Tipping Guide: Countries Where You Don’t Need To Tip A Percentage
If you come from a culture where tipping is expected, you might be surprised to learn that tipping 10% to 15% of the bill isn’t the norm in some countries and cultures.
Tipping rules, customs, attitudes and expectations change depending on which country you visit.
In some countries, like the US and Canada, it’s customary and expected that you tip the restaurant waiters 15% to 20% of the total bill before
This has become the norm mainly because the wait staff in these countries don’t make a liveable wage and rely heavily on tips.
Most countries overseas and around the world don’t have such attitudes towards tipping, however, thanks to the tipping culture from the US and growing tourism, the cultural expectation in other countries is slowly changing.
It may be rude to tip in these countries.
In some countries, it’s considered rude to tip because doing a good job is just part of the job.
Be careful not to tip at restaurants in Japan; you might insult someone.
The general ideology is that the wait staff works for the restaurant as a team, and if a customer enjoys their visit, they will return to the restaurant again, refer others, and bring more business.
Exception: I have been to some restaurants in Tokyo that received a lot of tourists and understood that some foreigners tip. In these rare cases, tipping is accepted but not expected.
Like Japan, it can be considered rude to give the wait staff a tip except for Hong Kong and Macao, which are becoming more westernized.
3) South Korea
Generally, tipping is considered rude here too.
Tips are not expected in these countries:
Tipping is not customary in these countries but is slowly becoming more common, especially in touristy spots where tourists, probably from America or Canada, give tips.
Although tips are not expected in these countries, if you receive exceptional service and want to leave a tip anyway, round up; it will be much appreciated. It’s entirely discretionary.
6) New Zealand:
Tipping at restaurants in New Zealand is not widespread; however, if you get exceptional service and feel like it, you can leave around a 10% tip.
There is no need to tip, but if you received exceptional service, round up to the nearest 5 or 10 Australian dollars.
In these countries, tips are not expected, but…
Although tipping isn’t expected in these countries, rounding up and leaving some change behind is customary or appreciated. If you don’t leave a tip, no one will come chasing after you.
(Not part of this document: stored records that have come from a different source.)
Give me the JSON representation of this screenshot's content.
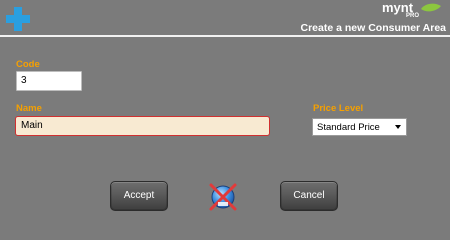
{
  "header": {
    "logo_text": "mynt",
    "logo_sub": "PRO",
    "title": "Create a new Consumer Area",
    "plus_icon": "plus-icon",
    "leaf_icon": "leaf-icon"
  },
  "form": {
    "code": {
      "label": "Code",
      "value": "3"
    },
    "name": {
      "label": "Name",
      "value": "Main"
    },
    "price_level": {
      "label": "Price Level",
      "selected": "Standard Price"
    }
  },
  "actions": {
    "accept_label": "Accept",
    "cancel_label": "Cancel",
    "delete_icon": "delete-disabled-icon"
  },
  "colors": {
    "background": "#7b7b7b",
    "label": "#f5a000",
    "plus": "#2a9fe0",
    "error_border": "#d03030",
    "name_fill": "#f8ead2"
  }
}
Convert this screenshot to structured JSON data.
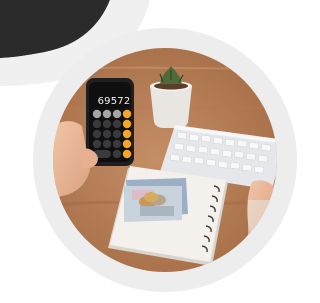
{
  "image": {
    "subject": "hand-holding-calculator-over-desk",
    "accent_colors": {
      "outer_ring": "#ededed",
      "wood_table": "#b8805a",
      "calculator_body": "#1f1f22",
      "calculator_orange_keys": "#f5a623",
      "keyboard": "#e6e7ea",
      "notebook": "#f4f1ec",
      "cash": "#9bb0c6"
    },
    "calculator_display": "69572"
  }
}
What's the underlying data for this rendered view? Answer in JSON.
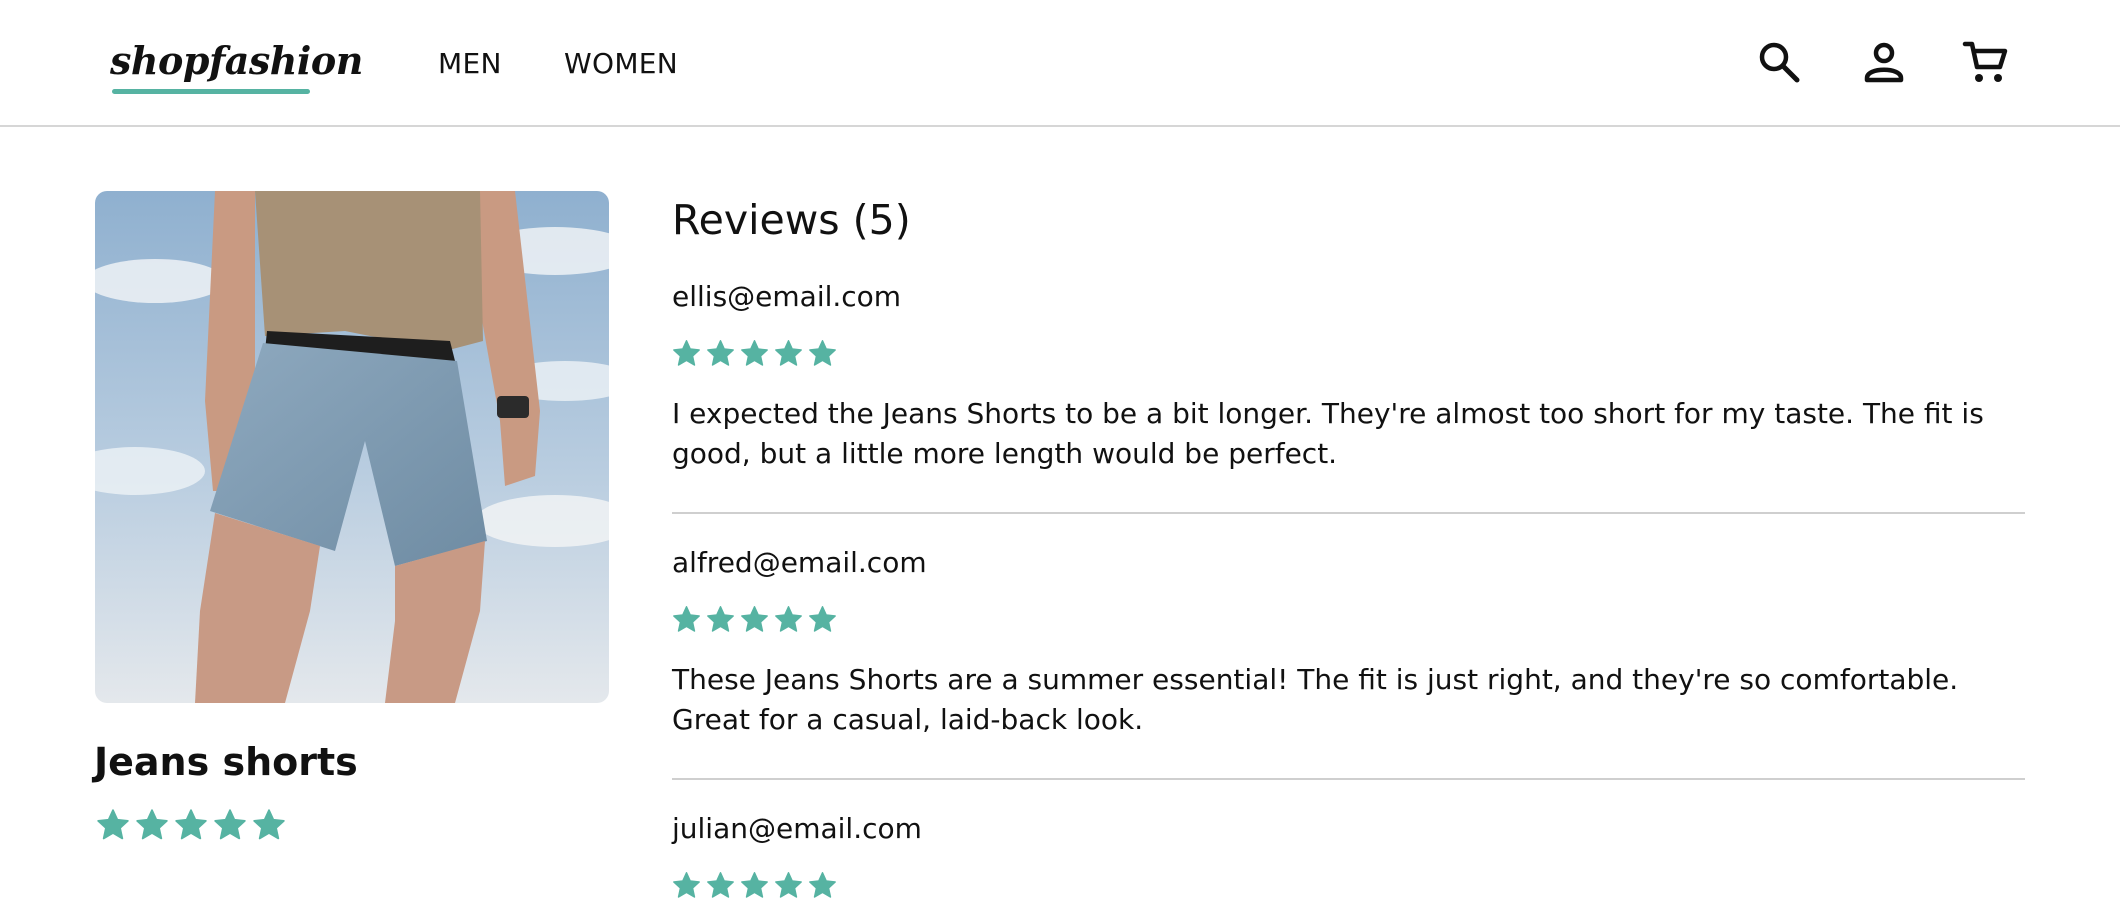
{
  "header": {
    "logo": "shopfashion",
    "nav": [
      {
        "label": "MEN"
      },
      {
        "label": "WOMEN"
      }
    ],
    "icons": [
      "search-icon",
      "user-icon",
      "cart-icon"
    ]
  },
  "product": {
    "name": "Jeans shorts",
    "rating": 5,
    "rating_max": 5
  },
  "reviews": {
    "title": "Reviews (5)",
    "items": [
      {
        "email": "ellis@email.com",
        "rating": 5,
        "text": "I expected the Jeans Shorts to be a bit longer. They're almost too short for my taste. The fit is good, but a little more length would be perfect."
      },
      {
        "email": "alfred@email.com",
        "rating": 5,
        "text": "These Jeans Shorts are a summer essential! The fit is just right, and they're so comfortable. Great for a casual, laid-back look."
      },
      {
        "email": "julian@email.com",
        "rating": 5,
        "text": ""
      }
    ]
  },
  "colors": {
    "accent": "#56b3a2",
    "divider": "#cfcfcf"
  }
}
For example, if you buy a coffee at a French café for 1 euro 25 centimes, round up to the nearest whole number or leave the change. In this case, you could leave 10, 20, or 50 centimes.
There’s no need to feel guilty if you don’t leave a tip in these countries because there is usually a service charge already added to the bill or built into the prices.
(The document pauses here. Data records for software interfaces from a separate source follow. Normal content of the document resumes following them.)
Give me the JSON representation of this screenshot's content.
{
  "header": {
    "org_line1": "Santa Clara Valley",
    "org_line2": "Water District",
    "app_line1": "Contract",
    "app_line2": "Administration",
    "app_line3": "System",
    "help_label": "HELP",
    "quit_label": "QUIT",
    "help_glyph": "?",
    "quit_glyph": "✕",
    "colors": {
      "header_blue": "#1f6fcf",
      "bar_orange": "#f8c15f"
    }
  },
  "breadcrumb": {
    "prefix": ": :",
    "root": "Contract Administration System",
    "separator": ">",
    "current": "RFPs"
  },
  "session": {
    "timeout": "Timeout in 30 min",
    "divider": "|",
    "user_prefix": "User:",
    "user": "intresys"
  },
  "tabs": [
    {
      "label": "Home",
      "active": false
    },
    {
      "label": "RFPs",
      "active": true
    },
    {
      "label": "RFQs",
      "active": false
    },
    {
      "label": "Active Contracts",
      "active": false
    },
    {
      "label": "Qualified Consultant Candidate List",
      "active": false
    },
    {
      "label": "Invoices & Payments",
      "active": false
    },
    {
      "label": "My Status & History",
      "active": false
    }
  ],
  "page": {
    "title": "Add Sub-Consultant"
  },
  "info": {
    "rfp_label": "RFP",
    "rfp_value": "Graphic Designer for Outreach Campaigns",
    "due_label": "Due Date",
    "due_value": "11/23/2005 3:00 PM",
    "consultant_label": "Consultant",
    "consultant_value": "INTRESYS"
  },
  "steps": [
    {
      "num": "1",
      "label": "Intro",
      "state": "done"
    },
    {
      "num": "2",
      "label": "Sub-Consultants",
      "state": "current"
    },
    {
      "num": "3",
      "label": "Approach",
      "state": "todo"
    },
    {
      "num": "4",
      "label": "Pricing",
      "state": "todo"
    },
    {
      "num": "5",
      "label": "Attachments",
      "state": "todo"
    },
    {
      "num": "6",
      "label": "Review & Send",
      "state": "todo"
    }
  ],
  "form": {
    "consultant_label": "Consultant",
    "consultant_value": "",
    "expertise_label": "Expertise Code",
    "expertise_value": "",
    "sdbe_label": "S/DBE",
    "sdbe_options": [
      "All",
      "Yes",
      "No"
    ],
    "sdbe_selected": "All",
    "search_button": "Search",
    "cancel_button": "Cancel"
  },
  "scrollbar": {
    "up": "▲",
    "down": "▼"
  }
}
Wait staff often receive benefits including maternity and paternity leave, childcare, disability, and paid vacation from their employer or the government, so they aren’t dependent on tips to make a living wage.
Because tipping is not the norm in these cultures, many credit card machines don’t have a place to add a tip. You have to ask the server to add it to the bill before they swipe your credit card. There’s also no guarantee the staff will receive the tip, or if they do, it may take several weeks, and credit card fees may have been deducted.
That’s why it’s best to carry change with you.
In France, you should see the words “Service Compris,” on restaurant bills. It signifies that a service fee, usually 15% was added to the bill. But leaving a small tip or a euro or two for excellent services is customary. To learn more about tipping culture in France you should read my tipping in France guide.
The waiters and restaurants in the tourist meccas- Venice, Florence or Rome, have grown so accustomed to foreigners leaving tips, some expect it now.
In Denmark, service charges are included in your bill; it’s a law.
18- New Zealand
Do your research
It can be really embarrassing and stressful to receive your bill in a foreign country and not know how much is too much or too little, or whether or not you should leave a tip at all.
Always do country-specific research on the tipping customs for each type of service. Just because you don’t tip in restaurants in certain countries doesn’t mean you shouldn’t tip the taxi driver or barber in those same countries.
Here are a few service-related things to research.
- hotel staff
- tour guides
- Spa and resort staff
- Hotel cleaning crew
- hairdressers and barbers